Physical complaints of anxiety may manifest in tummy troubles, fake fevers, and other complaints. Kids may complain in the morning to get out of going to school, or while they are in class, attempt to leave to see the nurse or try to go home in the middle of the day. It’s important to recognize that a child who complains of being physically sick and isn’t may be experiencing anxiety. Kids who have undeveloped emotional IQ may not be able to understand and explain their feelings and may not know a better way to express their struggles other than pointing to where it hurts in their bodies. It’s important to remember that anxiety can carry physical symptoms which include dizziness, shaking, muscle tension, and headaches.
Kids who show signs of being more clingy or are scared or concerned about separating from parents may be anxious to be in school because of fear that something will happen to their caregiver. When kids have increasing concern about being away from their caregivers, wanting to be in touch, or fearing that something will happen to their caregiver when they are apart, it indicates that the anxiety may be related to separation anxiety. Find out the 15 silent signs of anxiety in children.
But I’m not hungry…
Look for changes in appetite, behavior, and sleep which can often accompany school refusal behaviors, advises Tiffany Frank, a clinical psychologist.
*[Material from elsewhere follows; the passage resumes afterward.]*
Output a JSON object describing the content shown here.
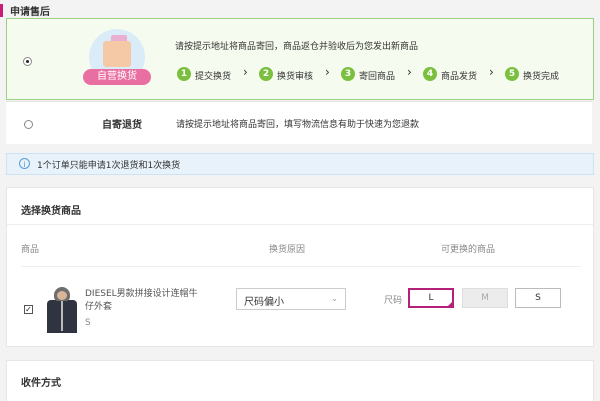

It’s important to pay attention and know your child’s usual behaviors to know what to look out for and assess for any changes such as loss of appetite or overeating and not sleeping or sleeping more than usual.
Your questions are met with silence
When it feels like you can’t ask your child about school, or that your child becomes sad or angry when it is brought up, these are signs to cue in and realize something deeper may be going on. Refusing to go to school can be a sign of generalized anxiety disorder or social phobias
It gets worse instead of better
Over time, as your child gets more in the routine of going to school, making friends, and getting used to teachers, the expectation is that the anxiety will improve. But if your child seems to continuously be stressed or if the stress seems more severe and you’re having more battles getting him or her out the door in the morning, it may be a sign the anxiety is getting worse, not better, shares the University of Washington. These are the habits of parents of successful children.
Fears turn into action
Some anxiety is normal. For example, when I asked one five-year-old how she felt about starting kindergarten, she said, “I’m nervous. New teachers. New school, new friends, new town. New everything.” When asked what she would do about it, she said she would go and it would be OK. Having worried feelings or thoughts alone without the accompanied action of refusing to go to school is OK, it’s when the behaviors of refusing to go or other acting out occurs, that it’s an indicator that the fears are more serious.
How to make the worries go away
If your child is feeling stressed about returning to school, talk to him or her. Ask what he or she is feeling about teachers and friends, and develop a game plan to help him feel better. Talking to a teacher, a guidance counselor, or taking more time to transition into the school, including visiting the school prior to starting can help allay these fears. Focusing on positive extracurricular activities and things to look forward to can help the child recognize the positive elements of school instead of only focusing on the few sticky areas. Check out our 11 teacher-approved tricks to get your kids ready for the first day of school.
Develop a game plan
If you suspect your child is experiencing anxiety about returning to school that may be on a deeper level that may reflect generalized anxiety disorder, the best thing to do is to reach out to a professional to have the child evaluated. Establishing a support system, with a counselor or with friends and family that make the child feel safe can be the first step in allowing the child to open up about what is bothering him or her. Read on for 15 ways to beat back-to-school stress.